Stochastic Gradient Descent (SGD) is an optimization method common used in machine learning, especially neural network. The name implied it is aimed at minimization of function.

In R, there is a SGD package for the purpose. As a warm up for the newly upgraded R and RStudio, it is taken as the target of a test drive. Running the documentation example. Running the included demo for logistic regression. # Overclocking Casio fx-9860gII to the max with portable power bank

As discovered previously the overclocking program ftune performed better when USB cable is plugged in, it was not sure back then whether the data link or the extra power supply contributed to the performance boost. It is now confirmed power supply alone will do the trick.

The test is carried out using a Casio Basic program running a parameter searching for a logistic regression equation using the Nelder-Mead algorithm. A portable power bank is plugged to the USB port of the Casio fx-9860gII with ftune.

The tested portable USB power bank comes with 4000mAh capacity and 1A output, and is fully charged. There are 4 blue LED indicator lights. The power bank is turned on. The test result shown that the program run with power bank finished in 46 seconds, and the one without finished in 93 seconds.

# Using program in Casio fx-9860Gii for matrix operation

To implement the Wald test as previously done in the TI Nspire CX CAS on the Casio 9860, some programming can help achieve building the matrices more easily. In the Casio Basic, list and matrix are accessed in index and by looping through for loops, values from formula calculation can be assigned.
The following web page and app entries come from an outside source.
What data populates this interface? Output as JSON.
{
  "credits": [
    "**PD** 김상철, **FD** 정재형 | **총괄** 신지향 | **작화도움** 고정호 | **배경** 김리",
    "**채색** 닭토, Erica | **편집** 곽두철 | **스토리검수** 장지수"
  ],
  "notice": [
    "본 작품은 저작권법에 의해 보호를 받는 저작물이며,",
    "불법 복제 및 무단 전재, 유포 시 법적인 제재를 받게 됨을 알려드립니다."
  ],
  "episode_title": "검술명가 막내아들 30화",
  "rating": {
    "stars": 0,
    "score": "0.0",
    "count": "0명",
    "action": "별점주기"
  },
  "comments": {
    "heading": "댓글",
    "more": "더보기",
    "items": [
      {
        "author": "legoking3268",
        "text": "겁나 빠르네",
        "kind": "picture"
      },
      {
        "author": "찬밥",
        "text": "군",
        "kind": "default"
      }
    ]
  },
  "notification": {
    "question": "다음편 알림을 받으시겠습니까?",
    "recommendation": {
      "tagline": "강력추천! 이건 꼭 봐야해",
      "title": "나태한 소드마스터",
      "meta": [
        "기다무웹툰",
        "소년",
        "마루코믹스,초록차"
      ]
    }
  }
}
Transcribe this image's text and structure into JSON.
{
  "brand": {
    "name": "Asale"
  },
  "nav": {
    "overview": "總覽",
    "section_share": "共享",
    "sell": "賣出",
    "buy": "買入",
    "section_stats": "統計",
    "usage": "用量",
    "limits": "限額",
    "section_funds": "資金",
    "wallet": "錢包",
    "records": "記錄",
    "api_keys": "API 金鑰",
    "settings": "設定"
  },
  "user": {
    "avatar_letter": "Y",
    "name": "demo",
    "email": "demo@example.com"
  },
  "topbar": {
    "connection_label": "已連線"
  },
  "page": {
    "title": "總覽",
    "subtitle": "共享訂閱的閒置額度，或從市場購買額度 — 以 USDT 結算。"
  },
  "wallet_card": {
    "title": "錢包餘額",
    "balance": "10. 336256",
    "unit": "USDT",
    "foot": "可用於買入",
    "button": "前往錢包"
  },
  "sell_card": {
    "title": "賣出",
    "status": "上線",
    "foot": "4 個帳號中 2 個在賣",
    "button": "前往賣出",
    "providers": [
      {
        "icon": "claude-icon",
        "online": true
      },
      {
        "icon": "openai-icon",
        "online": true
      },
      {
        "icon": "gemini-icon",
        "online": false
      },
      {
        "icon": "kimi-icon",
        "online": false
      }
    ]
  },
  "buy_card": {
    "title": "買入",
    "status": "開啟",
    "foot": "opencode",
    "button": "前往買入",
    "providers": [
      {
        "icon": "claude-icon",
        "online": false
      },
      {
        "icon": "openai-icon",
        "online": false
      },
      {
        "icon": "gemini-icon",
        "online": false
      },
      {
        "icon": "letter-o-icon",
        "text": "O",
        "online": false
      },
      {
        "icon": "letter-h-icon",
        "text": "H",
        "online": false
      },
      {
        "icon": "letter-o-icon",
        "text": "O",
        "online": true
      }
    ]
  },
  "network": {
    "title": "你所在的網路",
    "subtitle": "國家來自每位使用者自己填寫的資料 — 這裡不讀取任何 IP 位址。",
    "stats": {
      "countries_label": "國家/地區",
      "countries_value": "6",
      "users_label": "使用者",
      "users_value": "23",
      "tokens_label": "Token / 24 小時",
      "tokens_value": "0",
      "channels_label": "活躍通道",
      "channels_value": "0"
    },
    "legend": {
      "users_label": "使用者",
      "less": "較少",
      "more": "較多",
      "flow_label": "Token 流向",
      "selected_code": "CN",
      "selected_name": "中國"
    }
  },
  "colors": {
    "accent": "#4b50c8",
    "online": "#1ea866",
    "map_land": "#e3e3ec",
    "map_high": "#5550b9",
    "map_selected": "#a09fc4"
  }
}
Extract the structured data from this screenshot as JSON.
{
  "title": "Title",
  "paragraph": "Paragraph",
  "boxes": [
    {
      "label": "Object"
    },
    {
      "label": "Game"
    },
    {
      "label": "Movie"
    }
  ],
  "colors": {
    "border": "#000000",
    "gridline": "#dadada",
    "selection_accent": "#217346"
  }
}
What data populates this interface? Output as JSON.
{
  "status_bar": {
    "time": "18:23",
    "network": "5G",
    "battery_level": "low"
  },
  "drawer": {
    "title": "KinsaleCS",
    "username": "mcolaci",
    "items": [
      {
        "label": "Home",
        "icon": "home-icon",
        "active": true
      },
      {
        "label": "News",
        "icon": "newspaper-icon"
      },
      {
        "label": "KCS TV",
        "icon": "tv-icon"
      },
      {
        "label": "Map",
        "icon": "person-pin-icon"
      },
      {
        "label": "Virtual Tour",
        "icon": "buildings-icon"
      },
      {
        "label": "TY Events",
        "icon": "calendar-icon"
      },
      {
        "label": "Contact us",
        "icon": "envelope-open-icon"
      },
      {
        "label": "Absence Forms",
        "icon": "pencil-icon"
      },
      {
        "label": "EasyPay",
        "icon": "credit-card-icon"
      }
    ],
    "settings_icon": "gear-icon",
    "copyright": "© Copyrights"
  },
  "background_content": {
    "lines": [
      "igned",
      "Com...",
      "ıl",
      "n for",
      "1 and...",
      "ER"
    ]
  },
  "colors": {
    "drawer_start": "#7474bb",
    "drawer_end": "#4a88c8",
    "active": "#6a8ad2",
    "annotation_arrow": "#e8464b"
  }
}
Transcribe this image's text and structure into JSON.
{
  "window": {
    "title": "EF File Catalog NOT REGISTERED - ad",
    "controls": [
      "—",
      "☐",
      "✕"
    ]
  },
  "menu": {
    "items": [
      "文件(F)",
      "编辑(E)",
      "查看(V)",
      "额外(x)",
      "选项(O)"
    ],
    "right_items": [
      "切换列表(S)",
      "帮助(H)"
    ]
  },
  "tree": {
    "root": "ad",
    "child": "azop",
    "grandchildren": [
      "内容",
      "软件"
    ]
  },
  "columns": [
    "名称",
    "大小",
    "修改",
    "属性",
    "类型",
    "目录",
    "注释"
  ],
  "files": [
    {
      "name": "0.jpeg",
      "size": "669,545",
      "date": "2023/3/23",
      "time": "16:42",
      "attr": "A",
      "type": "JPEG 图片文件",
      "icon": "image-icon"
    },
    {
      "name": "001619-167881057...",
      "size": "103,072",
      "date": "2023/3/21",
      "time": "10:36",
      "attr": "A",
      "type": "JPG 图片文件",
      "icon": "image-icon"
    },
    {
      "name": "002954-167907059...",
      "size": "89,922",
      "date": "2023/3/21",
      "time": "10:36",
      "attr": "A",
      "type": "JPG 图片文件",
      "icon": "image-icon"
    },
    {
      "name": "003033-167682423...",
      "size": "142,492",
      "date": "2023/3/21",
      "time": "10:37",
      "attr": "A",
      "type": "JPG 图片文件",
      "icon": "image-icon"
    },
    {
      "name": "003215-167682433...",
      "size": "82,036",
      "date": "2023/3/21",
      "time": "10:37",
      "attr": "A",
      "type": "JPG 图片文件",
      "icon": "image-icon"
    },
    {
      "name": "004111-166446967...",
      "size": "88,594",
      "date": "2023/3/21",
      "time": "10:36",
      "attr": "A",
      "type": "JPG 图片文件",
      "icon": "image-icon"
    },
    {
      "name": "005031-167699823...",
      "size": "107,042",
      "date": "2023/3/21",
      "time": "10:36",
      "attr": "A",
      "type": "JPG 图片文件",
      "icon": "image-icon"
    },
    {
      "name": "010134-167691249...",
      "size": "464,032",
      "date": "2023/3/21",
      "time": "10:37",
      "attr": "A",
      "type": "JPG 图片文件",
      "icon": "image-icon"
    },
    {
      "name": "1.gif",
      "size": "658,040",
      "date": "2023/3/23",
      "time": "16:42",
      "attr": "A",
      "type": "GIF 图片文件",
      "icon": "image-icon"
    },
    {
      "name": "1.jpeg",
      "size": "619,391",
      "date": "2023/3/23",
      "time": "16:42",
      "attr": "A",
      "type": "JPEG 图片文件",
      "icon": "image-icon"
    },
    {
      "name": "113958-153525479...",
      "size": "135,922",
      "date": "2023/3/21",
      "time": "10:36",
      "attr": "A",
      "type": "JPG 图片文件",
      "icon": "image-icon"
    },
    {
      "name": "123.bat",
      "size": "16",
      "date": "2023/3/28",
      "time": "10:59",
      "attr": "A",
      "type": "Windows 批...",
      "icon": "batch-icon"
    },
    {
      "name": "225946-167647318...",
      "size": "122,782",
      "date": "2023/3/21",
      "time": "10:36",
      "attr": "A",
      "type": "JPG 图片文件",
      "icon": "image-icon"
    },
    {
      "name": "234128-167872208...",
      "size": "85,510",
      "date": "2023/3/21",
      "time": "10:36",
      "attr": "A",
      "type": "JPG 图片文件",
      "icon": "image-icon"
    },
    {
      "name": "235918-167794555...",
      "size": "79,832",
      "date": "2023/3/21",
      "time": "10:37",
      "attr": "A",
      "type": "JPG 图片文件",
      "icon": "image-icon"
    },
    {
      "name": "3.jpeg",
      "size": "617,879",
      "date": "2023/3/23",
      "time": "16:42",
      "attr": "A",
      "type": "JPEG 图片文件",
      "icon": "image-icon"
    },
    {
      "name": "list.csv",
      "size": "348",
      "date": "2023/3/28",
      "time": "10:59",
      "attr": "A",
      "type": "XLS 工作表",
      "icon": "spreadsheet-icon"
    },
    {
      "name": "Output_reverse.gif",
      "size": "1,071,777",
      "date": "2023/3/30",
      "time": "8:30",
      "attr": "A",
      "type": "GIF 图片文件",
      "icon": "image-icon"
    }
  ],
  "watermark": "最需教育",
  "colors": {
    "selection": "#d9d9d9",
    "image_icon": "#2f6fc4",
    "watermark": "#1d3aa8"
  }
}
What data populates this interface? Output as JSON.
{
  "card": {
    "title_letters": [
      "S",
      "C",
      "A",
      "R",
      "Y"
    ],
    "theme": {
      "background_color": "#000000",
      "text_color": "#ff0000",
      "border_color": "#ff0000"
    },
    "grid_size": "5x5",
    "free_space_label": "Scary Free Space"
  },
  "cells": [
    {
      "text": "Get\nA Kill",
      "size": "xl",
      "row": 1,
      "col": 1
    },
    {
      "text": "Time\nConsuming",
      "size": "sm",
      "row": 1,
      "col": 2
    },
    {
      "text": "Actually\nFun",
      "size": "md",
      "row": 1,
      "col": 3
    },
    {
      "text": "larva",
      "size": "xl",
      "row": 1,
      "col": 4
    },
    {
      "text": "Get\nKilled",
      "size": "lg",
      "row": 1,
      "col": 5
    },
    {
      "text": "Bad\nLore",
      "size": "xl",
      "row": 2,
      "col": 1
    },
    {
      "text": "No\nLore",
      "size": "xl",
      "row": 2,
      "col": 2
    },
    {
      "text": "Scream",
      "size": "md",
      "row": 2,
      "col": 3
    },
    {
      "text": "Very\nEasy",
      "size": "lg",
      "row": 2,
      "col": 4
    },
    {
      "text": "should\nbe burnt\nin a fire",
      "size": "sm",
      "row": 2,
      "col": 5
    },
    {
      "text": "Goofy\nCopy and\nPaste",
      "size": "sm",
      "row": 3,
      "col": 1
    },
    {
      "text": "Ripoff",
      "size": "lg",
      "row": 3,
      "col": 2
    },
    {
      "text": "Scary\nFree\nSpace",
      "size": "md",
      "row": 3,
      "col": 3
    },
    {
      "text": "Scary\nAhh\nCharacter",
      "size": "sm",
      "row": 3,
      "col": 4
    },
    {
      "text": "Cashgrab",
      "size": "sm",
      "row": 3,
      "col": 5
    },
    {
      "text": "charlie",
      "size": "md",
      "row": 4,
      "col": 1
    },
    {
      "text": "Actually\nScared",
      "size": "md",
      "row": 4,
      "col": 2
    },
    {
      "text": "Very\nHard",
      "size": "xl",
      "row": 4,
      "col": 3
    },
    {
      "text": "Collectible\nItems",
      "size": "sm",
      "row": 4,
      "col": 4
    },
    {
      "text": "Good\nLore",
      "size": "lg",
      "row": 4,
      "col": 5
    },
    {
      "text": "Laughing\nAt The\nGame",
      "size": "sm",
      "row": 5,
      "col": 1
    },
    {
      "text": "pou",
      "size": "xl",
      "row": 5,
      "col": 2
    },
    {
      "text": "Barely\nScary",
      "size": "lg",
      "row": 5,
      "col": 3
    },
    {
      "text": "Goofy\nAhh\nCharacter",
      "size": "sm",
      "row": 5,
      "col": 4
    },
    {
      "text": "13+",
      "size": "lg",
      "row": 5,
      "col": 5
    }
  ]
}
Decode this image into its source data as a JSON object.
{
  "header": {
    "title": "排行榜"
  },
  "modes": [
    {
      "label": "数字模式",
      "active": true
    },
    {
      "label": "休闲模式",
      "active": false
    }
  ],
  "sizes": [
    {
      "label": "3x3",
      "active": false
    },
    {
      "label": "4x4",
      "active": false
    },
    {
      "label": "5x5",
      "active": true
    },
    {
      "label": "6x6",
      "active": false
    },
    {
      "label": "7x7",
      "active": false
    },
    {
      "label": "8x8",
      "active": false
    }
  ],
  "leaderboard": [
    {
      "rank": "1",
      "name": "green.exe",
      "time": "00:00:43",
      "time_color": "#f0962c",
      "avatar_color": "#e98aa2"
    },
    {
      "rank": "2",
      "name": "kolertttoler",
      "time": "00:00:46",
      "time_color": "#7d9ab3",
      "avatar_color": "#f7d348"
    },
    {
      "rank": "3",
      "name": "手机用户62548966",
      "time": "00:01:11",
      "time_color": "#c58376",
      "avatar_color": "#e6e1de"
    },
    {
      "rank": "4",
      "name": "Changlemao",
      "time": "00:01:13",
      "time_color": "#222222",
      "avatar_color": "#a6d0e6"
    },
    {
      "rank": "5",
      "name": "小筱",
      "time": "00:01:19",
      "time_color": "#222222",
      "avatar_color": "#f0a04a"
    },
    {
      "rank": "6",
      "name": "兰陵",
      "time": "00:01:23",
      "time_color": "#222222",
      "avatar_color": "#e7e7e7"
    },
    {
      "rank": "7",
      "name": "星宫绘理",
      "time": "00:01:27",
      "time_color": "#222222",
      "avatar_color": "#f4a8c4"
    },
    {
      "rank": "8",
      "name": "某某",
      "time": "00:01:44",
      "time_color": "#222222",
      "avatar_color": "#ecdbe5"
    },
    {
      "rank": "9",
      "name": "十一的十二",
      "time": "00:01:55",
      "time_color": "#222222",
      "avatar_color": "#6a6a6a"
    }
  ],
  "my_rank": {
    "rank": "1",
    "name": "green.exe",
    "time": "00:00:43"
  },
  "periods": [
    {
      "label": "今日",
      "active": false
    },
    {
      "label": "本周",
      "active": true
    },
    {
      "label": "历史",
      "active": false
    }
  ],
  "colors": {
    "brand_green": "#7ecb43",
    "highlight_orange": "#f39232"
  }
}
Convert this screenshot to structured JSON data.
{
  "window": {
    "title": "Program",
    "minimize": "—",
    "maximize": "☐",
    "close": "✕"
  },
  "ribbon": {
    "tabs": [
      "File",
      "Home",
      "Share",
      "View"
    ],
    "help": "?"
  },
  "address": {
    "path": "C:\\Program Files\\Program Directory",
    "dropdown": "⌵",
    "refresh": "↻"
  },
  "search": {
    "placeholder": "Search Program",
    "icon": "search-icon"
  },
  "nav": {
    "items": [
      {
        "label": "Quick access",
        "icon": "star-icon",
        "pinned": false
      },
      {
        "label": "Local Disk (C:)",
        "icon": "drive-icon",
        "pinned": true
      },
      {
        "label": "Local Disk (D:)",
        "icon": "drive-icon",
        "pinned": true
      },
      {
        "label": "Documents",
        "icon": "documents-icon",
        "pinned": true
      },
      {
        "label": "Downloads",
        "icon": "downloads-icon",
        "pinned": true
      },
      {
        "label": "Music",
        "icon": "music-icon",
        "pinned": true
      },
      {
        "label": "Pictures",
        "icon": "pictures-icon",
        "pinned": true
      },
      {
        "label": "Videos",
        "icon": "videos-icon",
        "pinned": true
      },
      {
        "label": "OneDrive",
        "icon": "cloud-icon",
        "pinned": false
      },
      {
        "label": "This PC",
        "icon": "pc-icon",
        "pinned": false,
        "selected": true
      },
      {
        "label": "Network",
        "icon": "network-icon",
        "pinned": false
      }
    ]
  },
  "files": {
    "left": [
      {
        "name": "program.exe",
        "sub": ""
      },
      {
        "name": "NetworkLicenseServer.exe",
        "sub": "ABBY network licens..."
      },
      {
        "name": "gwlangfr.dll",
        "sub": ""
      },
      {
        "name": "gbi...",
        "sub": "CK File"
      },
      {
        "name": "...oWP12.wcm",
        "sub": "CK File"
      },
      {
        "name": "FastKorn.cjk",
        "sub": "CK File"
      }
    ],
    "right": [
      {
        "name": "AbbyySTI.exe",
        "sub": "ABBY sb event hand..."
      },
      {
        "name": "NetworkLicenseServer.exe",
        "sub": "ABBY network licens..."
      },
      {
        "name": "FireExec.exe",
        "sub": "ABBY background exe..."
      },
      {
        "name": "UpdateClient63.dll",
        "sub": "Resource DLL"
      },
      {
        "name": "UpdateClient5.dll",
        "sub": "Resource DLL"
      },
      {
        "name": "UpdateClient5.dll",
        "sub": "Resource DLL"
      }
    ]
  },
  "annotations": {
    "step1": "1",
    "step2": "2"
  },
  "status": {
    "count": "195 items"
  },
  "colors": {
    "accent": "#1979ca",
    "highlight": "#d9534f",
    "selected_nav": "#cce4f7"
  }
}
This result in the same matrix constructed in using the constructMat() function in the Nspire. The rest of calculations are the same.  # Wald Test for Logistic Regression

The Wald test can be demonstrated using example from the previous post on the likelihood test for logistic regression. Again, assuming a confidence level of 95%. The hypothesis setting is a little different because this test targets individual parameter in the regression model:

Null hypothesis: A1=0
Alternative hypothesis: A1≠0

To test the hypothesis, the statistic below is obtained using the following equation:

( ma × mb × ma)-1

where ma and mb are matrices and defined as below.

ma consists of the `x1 `and `x2 `variables as first and second row, and all 1s as the third row. In the TI Nspire, the function `colAugment `is convenient to construct matrix from multiple lists. The next step involved determining the y hat values from the regression model for each data row. Once determined, the matrix mb can be defined as below. It is a diagonal matrix with values correspond to the equation of `y_hat × (1 - y_hat)`. Notice how `constructMat` worked with the piece-wise expression for this diagonal matrix. The calculation can then be performed. The final results as shown in the second equation below is then used for determination of the P-value of χ² distribution in 1 degree of freedom. Since the value is less than 0.05, the conclusion is to reject the null hypothesis A1=0 and accept the alternative hypothesis A1≠0.

# Likelihood ratio test for Logistic Regression

Using a previous example on logistic regression, the likelihood ratio can be calculated for an estimate of goodness of fit of the parameters in the regression model. Assuming a confidence level of 95%, and hypothesis setting below:

Null hypothesis: A1=A2=0.
Alternative hypothesis: Not A1=A2=0.

Firstly, recall the parameters of the logistic regression are obtained by the Nelder-Mead method: Since the maximum likelihood approach is used, the maximum likelihood value, L, is obtained: The success and failure count are obtained, and then substituted into the equation below together with the maximum likelihood. Finally, the χ² distribution for the value obtained above is determined, with degree of freedom of 2. Since P-value is smaller than 0.05, therefore the conclusion is reject the null hypothesis A1=A2=0 and accept Not A1=A2=0.